Also see the full index of books I've read.

  [Book cover]

The New C Standard: An Economic and Cultural Commentary

by Derek M. Jones (Version 1.2, June 24, 2009)

Detailed commentary on the C Standard, ISO/IEC 9899:1999, known in the vernacular as "C99". The book is about 1600 pages in length, so I've been scanning the document until something catches my eye and then I settle down to read the section of the book more thoroughly.

For the coverage proper of the C Standard itself, the author picks out phrases, sentences, and longer passages from the standard and provides commentary under some or all of the following categories:

The overall commentary for each item chosen from the C Standard makes for fascinating reading. The author is very knowledgeable about C, C++, other historical and contemporary programming languages, and historical and contemporary computer architectures. I repeat: fascinating!

The introduction also makes for interesting reading; its approximately 150 pages look into the cultural, economic, and psychological aspects of computer programming, spread across the following sections (plus a couple of others):

The book can be downloaded for free in PDF form from the author's C Language Book Material page, which also has links to related resources.

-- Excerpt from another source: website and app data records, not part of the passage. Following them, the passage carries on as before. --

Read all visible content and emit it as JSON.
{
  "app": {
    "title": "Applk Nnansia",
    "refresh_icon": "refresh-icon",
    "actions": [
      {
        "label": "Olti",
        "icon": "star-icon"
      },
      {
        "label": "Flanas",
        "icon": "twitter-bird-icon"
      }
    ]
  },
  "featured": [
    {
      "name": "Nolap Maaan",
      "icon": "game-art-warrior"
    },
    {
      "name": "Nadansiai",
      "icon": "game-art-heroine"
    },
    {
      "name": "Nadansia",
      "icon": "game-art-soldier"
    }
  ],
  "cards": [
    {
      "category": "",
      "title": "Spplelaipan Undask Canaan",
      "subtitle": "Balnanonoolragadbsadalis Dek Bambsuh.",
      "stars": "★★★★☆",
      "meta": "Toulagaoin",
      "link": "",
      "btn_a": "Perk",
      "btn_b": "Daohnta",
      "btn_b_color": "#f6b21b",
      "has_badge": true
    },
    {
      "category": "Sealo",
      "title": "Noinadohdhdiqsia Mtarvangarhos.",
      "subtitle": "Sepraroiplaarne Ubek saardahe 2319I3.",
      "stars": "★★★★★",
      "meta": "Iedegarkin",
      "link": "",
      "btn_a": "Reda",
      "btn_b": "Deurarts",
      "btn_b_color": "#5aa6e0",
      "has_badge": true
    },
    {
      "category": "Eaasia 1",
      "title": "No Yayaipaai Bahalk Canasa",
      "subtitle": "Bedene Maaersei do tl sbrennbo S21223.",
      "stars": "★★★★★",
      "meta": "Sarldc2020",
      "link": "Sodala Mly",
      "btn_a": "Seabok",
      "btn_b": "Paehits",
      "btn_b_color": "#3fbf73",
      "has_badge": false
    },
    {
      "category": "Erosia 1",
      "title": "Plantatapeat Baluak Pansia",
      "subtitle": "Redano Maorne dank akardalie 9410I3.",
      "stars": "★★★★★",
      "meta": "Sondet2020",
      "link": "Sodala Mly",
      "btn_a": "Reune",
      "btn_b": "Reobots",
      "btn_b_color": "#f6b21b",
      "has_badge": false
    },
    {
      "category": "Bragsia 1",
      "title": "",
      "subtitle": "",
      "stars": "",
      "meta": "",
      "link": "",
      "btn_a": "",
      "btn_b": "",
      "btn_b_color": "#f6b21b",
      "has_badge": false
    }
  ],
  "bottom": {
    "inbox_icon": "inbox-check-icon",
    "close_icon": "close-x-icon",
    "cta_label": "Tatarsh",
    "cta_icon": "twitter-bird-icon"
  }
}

Also take a look at his The Shape of Code blog.

  [Book cover]

The Eyre Affair

by Jasper Fforde (Wikipedia) (pub. 2001)


  [Book cover]

Blood and Sunlight: A Maryland Vampire Story (Book 1, Maryland Vampire Series 2)

by Jamie Wasserman (pub. 2010)


Also see the two-part interview with Valencia Wood published by the Ellicott City, MD Patch:

  [Book cover]

Paleofantasy: What Evolution Really Tells Us About Sex, Diet, and How We Live

by Marlene Zuk (Wikipedia) (pub. 2013)


Dr. Zuk, on the brighter side of life:

After all, nothing says natural selection like a brisk round of the plague.

Word of the book: pleiotropy - "the production by a single gene of two or more apparently unrelated effects."

Pleiotropy means that a gene will often have multiple effects, acting at different times during the life span and on different organ systems.
(Also see "Pleiotropy: One Gene Can Affect Multiple Traits", by Ingrid Lobo, Ph.D.)

Also see the Zuk Lab at the University of Minnesota.

Alex Measday  /  E-mail